Provided records:
====

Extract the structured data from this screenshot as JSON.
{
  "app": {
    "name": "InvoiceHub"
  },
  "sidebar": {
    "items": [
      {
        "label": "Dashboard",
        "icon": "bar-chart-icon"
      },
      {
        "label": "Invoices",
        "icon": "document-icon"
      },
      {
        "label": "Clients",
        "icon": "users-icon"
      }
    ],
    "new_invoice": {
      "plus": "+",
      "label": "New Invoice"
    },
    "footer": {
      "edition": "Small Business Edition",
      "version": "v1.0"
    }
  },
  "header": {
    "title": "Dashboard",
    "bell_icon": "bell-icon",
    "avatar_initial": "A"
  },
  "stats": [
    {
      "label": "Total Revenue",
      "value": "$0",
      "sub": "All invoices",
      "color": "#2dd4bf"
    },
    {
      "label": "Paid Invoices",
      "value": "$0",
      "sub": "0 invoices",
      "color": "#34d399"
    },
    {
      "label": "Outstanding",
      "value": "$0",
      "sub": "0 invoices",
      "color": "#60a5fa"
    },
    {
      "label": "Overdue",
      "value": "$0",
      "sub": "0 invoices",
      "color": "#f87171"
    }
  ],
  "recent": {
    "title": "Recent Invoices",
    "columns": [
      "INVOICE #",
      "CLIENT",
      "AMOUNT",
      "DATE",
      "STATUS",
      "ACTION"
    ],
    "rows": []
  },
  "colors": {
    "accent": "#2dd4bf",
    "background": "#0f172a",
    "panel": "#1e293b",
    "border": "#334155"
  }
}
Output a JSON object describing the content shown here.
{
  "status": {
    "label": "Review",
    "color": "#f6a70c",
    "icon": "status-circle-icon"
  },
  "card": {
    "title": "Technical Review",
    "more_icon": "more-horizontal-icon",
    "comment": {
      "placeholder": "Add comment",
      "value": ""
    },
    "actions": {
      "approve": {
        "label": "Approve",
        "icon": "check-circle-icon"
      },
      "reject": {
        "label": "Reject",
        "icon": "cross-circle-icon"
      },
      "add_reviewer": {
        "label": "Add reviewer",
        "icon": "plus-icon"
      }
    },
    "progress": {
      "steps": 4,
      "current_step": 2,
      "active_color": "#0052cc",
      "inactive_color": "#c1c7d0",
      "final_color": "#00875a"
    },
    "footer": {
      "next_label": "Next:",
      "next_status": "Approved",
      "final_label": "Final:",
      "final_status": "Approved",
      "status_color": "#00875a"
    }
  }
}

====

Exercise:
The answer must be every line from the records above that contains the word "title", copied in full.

Result of the task:
    "title": "Dashboard",
    "title": "Recent Invoices",
    "title": "Technical Review",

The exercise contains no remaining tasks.